By Dennis Hartley
(Originally posted on Digby’s Hullabaloo on October 13, 2018)
In my 2011 review of the film Drive, I wrote:
If there is one thing I’ve learned from the movies, it’s that a man…a real man…has gotta adhere to a Code. Preferably a “warrior” code of some sort. […] Steve McQueen…there was a guy who specialized in playing characters who lived by a code; he also brought a sense of Zen cool to the screen. There were others, like Jean-Paul Belmondo, Lee Marvin, Paul Newman and Clint Eastwood.
It seemed inevitable that at some point in E. Chai Vasarhelyi’s documentary Free Solo, it would be revealed that its “star”, free-soloist climber Alex Honnold, lives by such a code.
“For [my girlfriend] the point of life is like, happiness,” the soft-spoken, seemingly unflappable Honnold confides at one juncture, “To be with people that make you feel fulfilled; to have a good time. For me, it’s all about performance. Anybody can be happy and cozy. […] Nobody achieves anything great because they are happy and cozy. It’s about being a warrior. It doesn’t matter about the cause, necessarily. This is your path and you will pursue it with excellence. You face your fear, because your goal demands it. That is the goddamned warrior spirit. I think the free-soloing mentality is pretty close to warrior culture; where you give something 100% focus, because your life depends on it.”
I’m taking his word for it. When it comes to heights…I get a nosebleed from thick socks.
It’s not that the Spock-like Honnold never experiences fear; he just processes it differently from most humans. Literally. In one scene, a bemused Honnold gets a brain MRI. The results? “You have no activation in your amygdala,” the neurologist marvels, “Things that are typically stimulating for the rest of us just aren’t doing it for you.” Hmm.
Honnold (now 33) dropped out of UC Berkeley at 19, scrapping his original plan to study engineering so he could free-climb full time. He’s become a rock star in the climbing world over the years, striving to outdo himself with each ascent. In June of 2017 Honnold went for his ultimate personal best by aiming to be the first person to do a free solo ascent of the 3,200-foot face of El Capitan in Yosemite National Park. Vasarhelyi re-teamed with her husband, photographer/mountaineer Jimmy Chin (the couple co-directed the 2014 film Meru) to document Honnold’s meticulous preparation and the attempt itself.

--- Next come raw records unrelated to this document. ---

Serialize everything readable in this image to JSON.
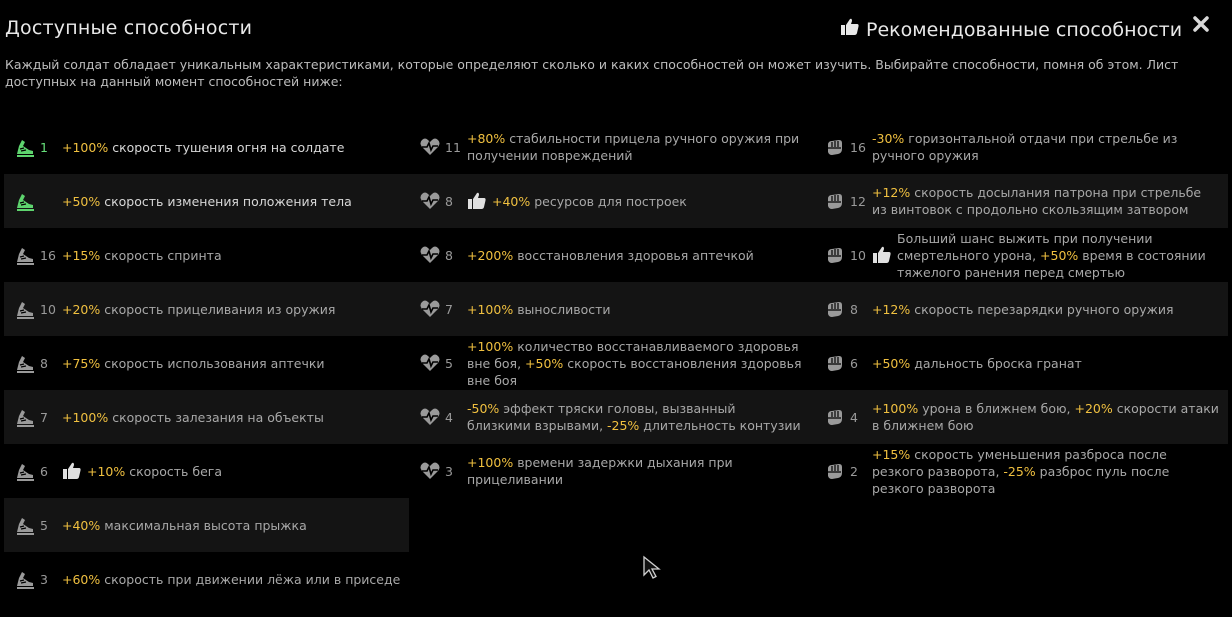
{
  "header": {
    "title": "Доступные способности",
    "recommended_label": "Рекомендованные способности",
    "description": "Каждый солдат обладает уникальным характеристиками, которые определяют сколько и каких способностей он может изучить. Выбирайте способности, помня об этом. Лист доступных на данный момент способностей ниже:"
  },
  "colors": {
    "highlight": "#f0c040",
    "active": "#5ed46e",
    "text": "#a8a8a8",
    "row_alt": "#141414"
  },
  "columns": [
    {
      "icon": "boot-icon",
      "items": [
        {
          "level": "1",
          "active": true,
          "recommended": false,
          "parts": [
            [
              "+100%",
              true
            ],
            [
              " скорость тушения огня на солдате",
              false
            ]
          ]
        },
        {
          "level": "",
          "active": true,
          "recommended": false,
          "parts": [
            [
              "+50%",
              true
            ],
            [
              " скорость изменения положения тела",
              false
            ]
          ]
        },
        {
          "level": "16",
          "active": false,
          "recommended": false,
          "parts": [
            [
              "+15%",
              true
            ],
            [
              " скорость спринта",
              false
            ]
          ]
        },
        {
          "level": "10",
          "active": false,
          "recommended": false,
          "parts": [
            [
              "+20%",
              true
            ],
            [
              " скорость прицеливания из оружия",
              false
            ]
          ]
        },
        {
          "level": "8",
          "active": false,
          "recommended": false,
          "parts": [
            [
              "+75%",
              true
            ],
            [
              " скорость использования аптечки",
              false
            ]
          ]
        },
        {
          "level": "7",
          "active": false,
          "recommended": false,
          "parts": [
            [
              "+100%",
              true
            ],
            [
              " скорость залезания на объекты",
              false
            ]
          ]
        },
        {
          "level": "6",
          "active": false,
          "recommended": true,
          "parts": [
            [
              "+10%",
              true
            ],
            [
              " скорость бега",
              false
            ]
          ]
        },
        {
          "level": "5",
          "active": false,
          "recommended": false,
          "parts": [
            [
              "+40%",
              true
            ],
            [
              " максимальная высота прыжка",
              false
            ]
          ]
        },
        {
          "level": "3",
          "active": false,
          "recommended": false,
          "parts": [
            [
              "+60%",
              true
            ],
            [
              " скорость при движении лёжа или в приседе",
              false
            ]
          ]
        }
      ]
    },
    {
      "icon": "heart-icon",
      "items": [
        {
          "level": "11",
          "active": false,
          "recommended": false,
          "parts": [
            [
              "+80%",
              true
            ],
            [
              " стабильности прицела ручного оружия при\nполучении повреждений",
              false
            ]
          ]
        },
        {
          "level": "8",
          "active": false,
          "recommended": true,
          "parts": [
            [
              "+40%",
              true
            ],
            [
              " ресурсов для построек",
              false
            ]
          ]
        },
        {
          "level": "8",
          "active": false,
          "recommended": false,
          "parts": [
            [
              "+200%",
              true
            ],
            [
              " восстановления здоровья аптечкой",
              false
            ]
          ]
        },
        {
          "level": "7",
          "active": false,
          "recommended": false,
          "parts": [
            [
              "+100%",
              true
            ],
            [
              " выносливости",
              false
            ]
          ]
        },
        {
          "level": "5",
          "active": false,
          "recommended": false,
          "parts": [
            [
              "+100%",
              true
            ],
            [
              " количество восстанавливаемого здоровья\nвне боя, ",
              false
            ],
            [
              "+50%",
              true
            ],
            [
              " скорость восстановления здоровья\nвне боя",
              false
            ]
          ]
        },
        {
          "level": "4",
          "active": false,
          "recommended": false,
          "parts": [
            [
              "-50%",
              true
            ],
            [
              " эффект тряски головы, вызванный\nблизкими взрывами, ",
              false
            ],
            [
              "-25%",
              true
            ],
            [
              " длительность контузии",
              false
            ]
          ]
        },
        {
          "level": "3",
          "active": false,
          "recommended": false,
          "parts": [
            [
              "+100%",
              true
            ],
            [
              " времени задержки дыхания при\nприцеливании",
              false
            ]
          ]
        }
      ]
    },
    {
      "icon": "fist-icon",
      "items": [
        {
          "level": "16",
          "active": false,
          "recommended": false,
          "parts": [
            [
              "-30%",
              true
            ],
            [
              " горизонтальной отдачи при стрельбе из\nручного оружия",
              false
            ]
          ]
        },
        {
          "level": "12",
          "active": false,
          "recommended": false,
          "parts": [
            [
              "+12%",
              true
            ],
            [
              " скорость досылания патрона при стрельбе\nиз винтовок с продольно скользящим затвором",
              false
            ]
          ]
        },
        {
          "level": "10",
          "active": false,
          "recommended": true,
          "parts": [
            [
              "Больший шанс выжить при получении\nсмертельного урона, ",
              false
            ],
            [
              "+50%",
              true
            ],
            [
              " время в состоянии\nтяжелого ранения перед смертью",
              false
            ]
          ]
        },
        {
          "level": "8",
          "active": false,
          "recommended": false,
          "parts": [
            [
              "+12%",
              true
            ],
            [
              " скорость перезарядки ручного оружия",
              false
            ]
          ]
        },
        {
          "level": "6",
          "active": false,
          "recommended": false,
          "parts": [
            [
              "+50%",
              true
            ],
            [
              " дальность броска гранат",
              false
            ]
          ]
        },
        {
          "level": "4",
          "active": false,
          "recommended": false,
          "parts": [
            [
              "+100%",
              true
            ],
            [
              " урона в ближнем бою, ",
              false
            ],
            [
              "+20%",
              true
            ],
            [
              " скорости атаки\nв ближнем бою",
              false
            ]
          ]
        },
        {
          "level": "2",
          "active": false,
          "recommended": false,
          "parts": [
            [
              "+15%",
              true
            ],
            [
              " скорость уменьшения разброса после\nрезкого разворота, ",
              false
            ],
            [
              "-25%",
              true
            ],
            [
              " разброс пуль после\nрезкого разворота",
              false
            ]
          ]
        }
      ]
    }
  ]
}
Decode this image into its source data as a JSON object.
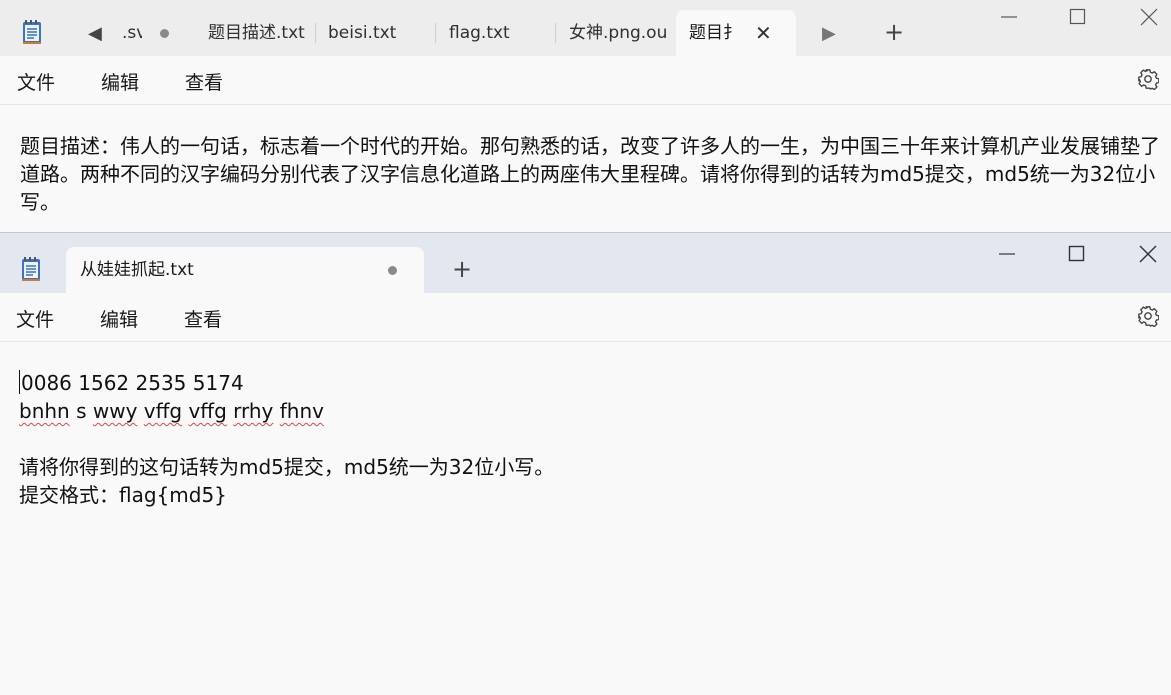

The deliberate pacing of the film’s first two thirds, which gives only fitful peeks at what makes the taciturn, borderline hermetic Honnold tick, belies the genuine excitement of the final third, which rewards the viewer’s patience in spades. There are glimpses at his personal life with his devoted girlfriend, who seems to have resigned herself to accepting his eccentricities as par for the course. Well, you know what they say- “whatever works”.
You may already know whether Honnold achieved his goal; I had no clue before watching the film (I haven’t gone out of my way to follow the world of free climbing). I also purposely did not Google his name beforehand, because I figured it would ratchet up the suspense. Boy, did it ever-especially in the film’s climactic climbing sequence, which was the most harrowing, white-knuckled, yet ultimately exhilarating and life-affirming 20 minutes I’ve experienced at the movies in ages (I had a lot of activation in my amygdala).
The photography is stunning (as you would expect from a National Geographic film…they do have a rep to uphold), and the editing in that final sequence is Oscar-worthy. I watched my preview copy on a 40-inch flat screen; but I easily visualize this film as a spectacular big-screen experience. Granted, it will likely end up airing on Nat Geo Channel (with 153 commercials) but go see it at a theater if you get the opportunity.